The recommendations of this diet advise a two-stage plan. The first stage involves eliminating artificial colors and flavors, certain antioxidants, aspirin-containing products, and foods containing natural salicylates. After 4 to 6 weeks in this first stage, if an improvement occurs, certain foods may be reintroduced. The reintroduction of foods typically occurs one at time, and in moderation, during the second stage of this diet. This stage lasts until it is determined which, if any, of the eliminated products can be reintroduced.
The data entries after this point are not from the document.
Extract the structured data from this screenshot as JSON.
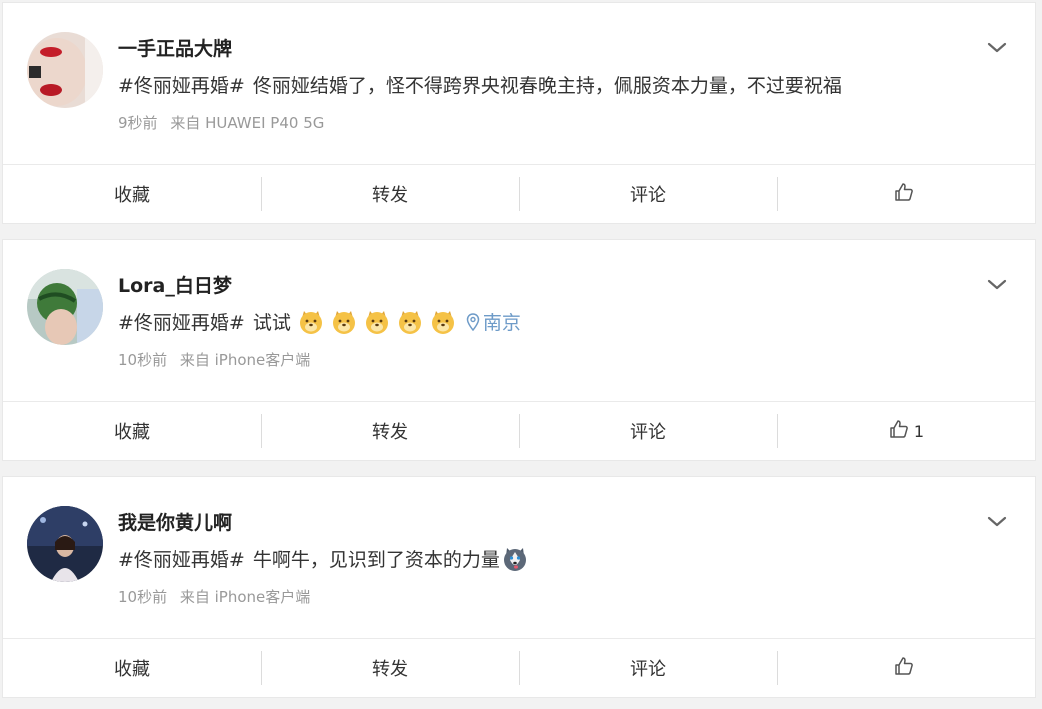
{
  "posts": [
    {
      "username": "一手正品大牌",
      "hashtag": "#佟丽娅再婚#",
      "text": "佟丽娅结婚了，怪不得跨界央视春晚主持，佩服资本力量，不过要祝福",
      "time": "9秒前",
      "source": "来自 HUAWEI P40 5G",
      "actions": {
        "favorite": "收藏",
        "repost": "转发",
        "comment": "评论",
        "like_count": ""
      },
      "emojis": [],
      "location": ""
    },
    {
      "username": "Lora_白日梦",
      "hashtag": "#佟丽娅再婚#",
      "text": "试试",
      "time": "10秒前",
      "source": "来自 iPhone客户端",
      "actions": {
        "favorite": "收藏",
        "repost": "转发",
        "comment": "评论",
        "like_count": "1"
      },
      "emojis": [
        "doge-icon",
        "doge-icon",
        "doge-icon",
        "doge-icon",
        "doge-icon"
      ],
      "location": "南京"
    },
    {
      "username": "我是你黄儿啊",
      "hashtag": "#佟丽娅再婚#",
      "text": "牛啊牛，见识到了资本的力量",
      "time": "10秒前",
      "source": "来自 iPhone客户端",
      "actions": {
        "favorite": "收藏",
        "repost": "转发",
        "comment": "评论",
        "like_count": ""
      },
      "emojis": [
        "husky-icon"
      ],
      "location": ""
    }
  ],
  "colors": {
    "background": "#f2f2f2",
    "card": "#ffffff",
    "location": "#6e9bc8",
    "meta": "#999999"
  }
}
Salicylate-containing foods that are eliminated may include cherries, cloves, tangerines, berries, coffee, plums, apricots, cucumbers, tea, apples, currants, tomatoes, peaches, oranges, almonds, pears, nectarines, grapes, raisins, grapefruit, green peppers, and prunes. Because most vitamin C containing fruits and vegetables are eliminated, this diet may require supplementation. A qualified healthcare provider should be consulted before making decisions about diets and/or health conditions.
Additives and other ingredients that are typically avoided include adipic acid, antioxidants, BHA (bishydroxyanisoile), BHT (bishydroxytoluene), benzoates, carminic acid, cochineal, colorings, concentrates, corn syrup, nitrites, sulfur dioxide, and sulfites.
This diet does not eliminate sugar or junk food specifically, but does encourage moderation of these food types. However, elimination of junk food that contains multiple synthetic additives is recommended.
Certain over the counter and prescription drugs, as well as mouthwash, toothpaste, cough drops, and various non-food products may have to be avoided to adhere to the elimination of certain additives.
The majority of foods included in this diet can be purchased at a neighborhood supermarket. However, it may be necessary to shop at a health food store in order to buy items such as natural toothpastes or lollipops that are free of artificial colors or flavors. There are also mail-order suppliers and websites that cater to individuals using the Feingold diet.
A sample day on the Feingold diet may include:
Breakfast: One cup whole grain cereal, ½ cup 2% milk, two slices whole grain toast, two teaspoons butter.
Lunch: One cup vegetable soup with barley (without tomato), one jack cheese sandwich on whole wheat bread, one cup milk (2% fat), two oatmeal cookies.
Dinner: Three oz. chicken breast, one baked apple, one dinner roll, two teaspoons butter, one cup low-fat milk, 1/2 cup pudding.